This is the popular version of a quotation attributed to Sir Arthur Conan Doyle:
When you have eliminated the impossible, whatever remains, however improbable, must be the truth. It is stupidity rather than courage to refuse to recognize danger when it is close upon you.
This is what Sir Arthur Conan Doyle actually wrote in The Adventure of Bruce-Partington Plans (p.925 of the edition I read):
We must fall back upon the old axiom that when all other contingencies fail, whatever remains, however improbable, must be the truth.
Is precision important? Or, would one be accused of being annoyingly pedantic?
I suppose it depends on the company one keeps.
The English, Germans and the Japanese are peoples that value precision. Their legal and engineering history proves it.
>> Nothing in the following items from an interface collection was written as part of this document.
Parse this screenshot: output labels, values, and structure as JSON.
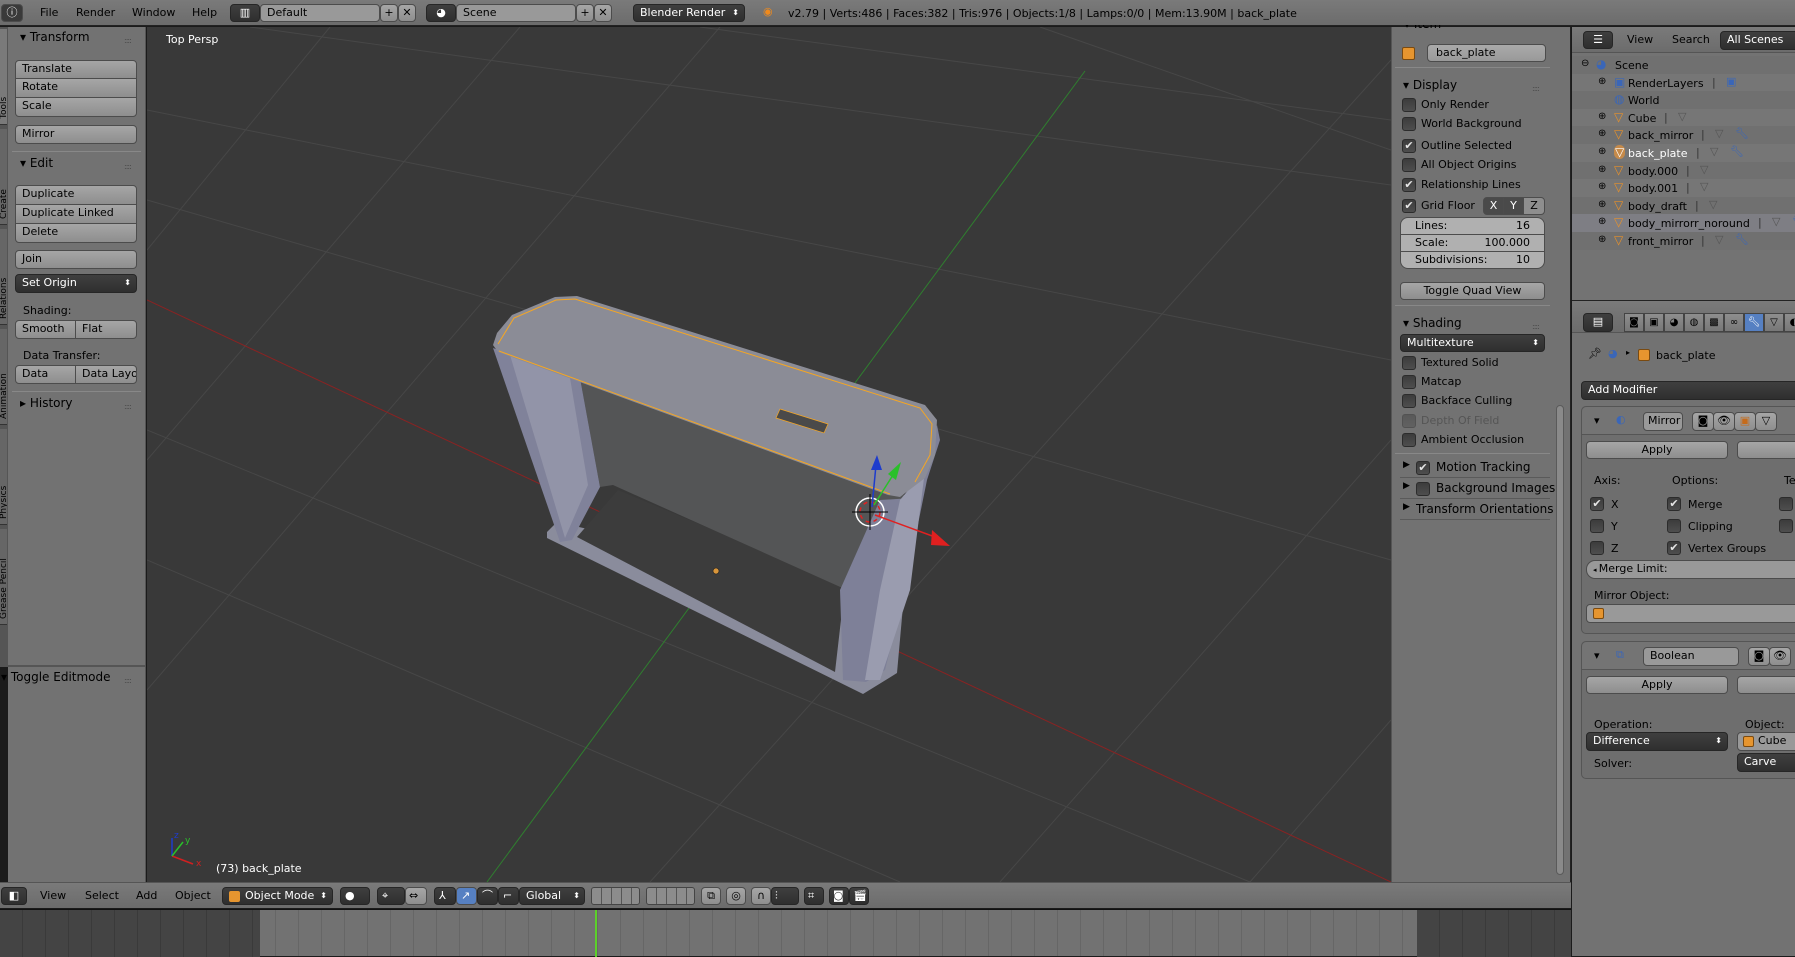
{
  "top_header": {
    "menus": [
      "File",
      "Render",
      "Window",
      "Help"
    ],
    "layout": "Default",
    "scene": "Scene",
    "engine": "Blender Render",
    "stats": "v2.79 | Verts:486 | Faces:382 | Tris:976 | Objects:1/8 | Lamps:0/0 | Mem:13.90M | back_plate"
  },
  "tool_tabs": [
    "Tools",
    "Create",
    "Relations",
    "Animation",
    "Physics",
    "Grease Pencil"
  ],
  "toolshelf": {
    "transform": {
      "title": "Transform",
      "buttons": [
        "Translate",
        "Rotate",
        "Scale"
      ],
      "mirror": "Mirror"
    },
    "edit": {
      "title": "Edit",
      "buttons": [
        "Duplicate",
        "Duplicate Linked",
        "Delete"
      ],
      "join": "Join",
      "set_origin": "Set Origin",
      "shading_label": "Shading:",
      "smooth": "Smooth",
      "flat": "Flat",
      "data_transfer_label": "Data Transfer:",
      "data": "Data",
      "data_layo": "Data Layo"
    },
    "history": "History",
    "operator": "Toggle Editmode"
  },
  "viewport": {
    "view_name": "Top Persp",
    "object_info": "(73) back_plate",
    "axis_x": "x",
    "axis_y": "y",
    "axis_z": "z"
  },
  "npanel": {
    "item_title": "Item",
    "object_name": "back_plate",
    "display": {
      "title": "Display",
      "options": [
        {
          "label": "Only Render",
          "checked": false
        },
        {
          "label": "World Background",
          "checked": false
        },
        {
          "label": "Outline Selected",
          "checked": true
        },
        {
          "label": "All Object Origins",
          "checked": false
        },
        {
          "label": "Relationship Lines",
          "checked": true
        },
        {
          "label": "Grid Floor",
          "checked": true
        }
      ],
      "axes": [
        "X",
        "Y",
        "Z"
      ],
      "lines_label": "Lines:",
      "lines": "16",
      "scale_label": "Scale:",
      "scale": "100.000",
      "subdiv_label": "Subdivisions:",
      "subdiv": "10",
      "quad_view": "Toggle Quad View"
    },
    "shading": {
      "title": "Shading",
      "mode": "Multitexture",
      "options": [
        {
          "label": "Textured Solid",
          "checked": false
        },
        {
          "label": "Matcap",
          "checked": false
        },
        {
          "label": "Backface Culling",
          "checked": false
        },
        {
          "label": "Depth Of Field",
          "checked": false,
          "disabled": true
        },
        {
          "label": "Ambient Occlusion",
          "checked": false
        }
      ]
    },
    "collapsed": [
      {
        "label": "Motion Tracking",
        "checkbox": true,
        "checked": true
      },
      {
        "label": "Background Images",
        "checkbox": true,
        "checked": false
      },
      {
        "label": "Transform Orientations",
        "checkbox": false
      }
    ]
  },
  "outliner": {
    "menus": [
      "View",
      "Search"
    ],
    "filter": "All Scenes",
    "items": [
      {
        "label": "Scene",
        "depth": 0,
        "icon": "scene"
      },
      {
        "label": "RenderLayers",
        "depth": 1,
        "icon": "renderlayers",
        "extra": "renderlayer"
      },
      {
        "label": "World",
        "depth": 1,
        "icon": "world"
      },
      {
        "label": "Cube",
        "depth": 1,
        "icon": "mesh",
        "extra": "mesh"
      },
      {
        "label": "back_mirror",
        "depth": 1,
        "icon": "mesh",
        "extra": "mesh",
        "modifier": true
      },
      {
        "label": "back_plate",
        "depth": 1,
        "icon": "mesh",
        "extra": "mesh",
        "modifier": true,
        "active": true
      },
      {
        "label": "body.000",
        "depth": 1,
        "icon": "mesh",
        "extra": "mesh"
      },
      {
        "label": "body.001",
        "depth": 1,
        "icon": "mesh",
        "extra": "mesh"
      },
      {
        "label": "body_draft",
        "depth": 1,
        "icon": "mesh",
        "extra": "mesh"
      },
      {
        "label": "body_mirrorr_noround",
        "depth": 1,
        "icon": "mesh",
        "extra": "mesh",
        "modifier": true,
        "highlight": true
      },
      {
        "label": "front_mirror",
        "depth": 1,
        "icon": "mesh",
        "extra": "mesh",
        "modifier": true
      }
    ]
  },
  "properties": {
    "active_tab": "modifiers",
    "breadcrumb": "back_plate",
    "add_modifier": "Add Modifier",
    "mirror": {
      "name": "Mirror",
      "apply": "Apply",
      "axis_label": "Axis:",
      "options_label": "Options:",
      "tex_label": "Te",
      "axes": [
        {
          "label": "X",
          "checked": true
        },
        {
          "label": "Y",
          "checked": false
        },
        {
          "label": "Z",
          "checked": false
        }
      ],
      "options": [
        {
          "label": "Merge",
          "checked": true
        },
        {
          "label": "Clipping",
          "checked": false
        },
        {
          "label": "Vertex Groups",
          "checked": true
        }
      ],
      "merge_limit": "Merge Limit:",
      "mirror_object": "Mirror Object:"
    },
    "boolean": {
      "name": "Boolean",
      "apply": "Apply",
      "operation_label": "Operation:",
      "operation": "Difference",
      "object_label": "Object:",
      "object": "Cube",
      "solver_label": "Solver:",
      "solver": "Carve"
    }
  },
  "view3d_header": {
    "menus": [
      "View",
      "Select",
      "Add",
      "Object"
    ],
    "mode": "Object Mode",
    "orientation": "Global"
  },
  "timeline": {
    "current_frame_marker": true
  },
  "colors": {
    "viewport": "#393939",
    "panel": "#727272",
    "selected_outline": "#f5a623",
    "x_axis": "#c81e1e",
    "y_axis": "#2a9a2a",
    "z_axis": "#1e3ccc",
    "active_tab": "#5680c2"
  }
}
The rest of the world, Malaysia included, tends to feel that "near enough is good enough".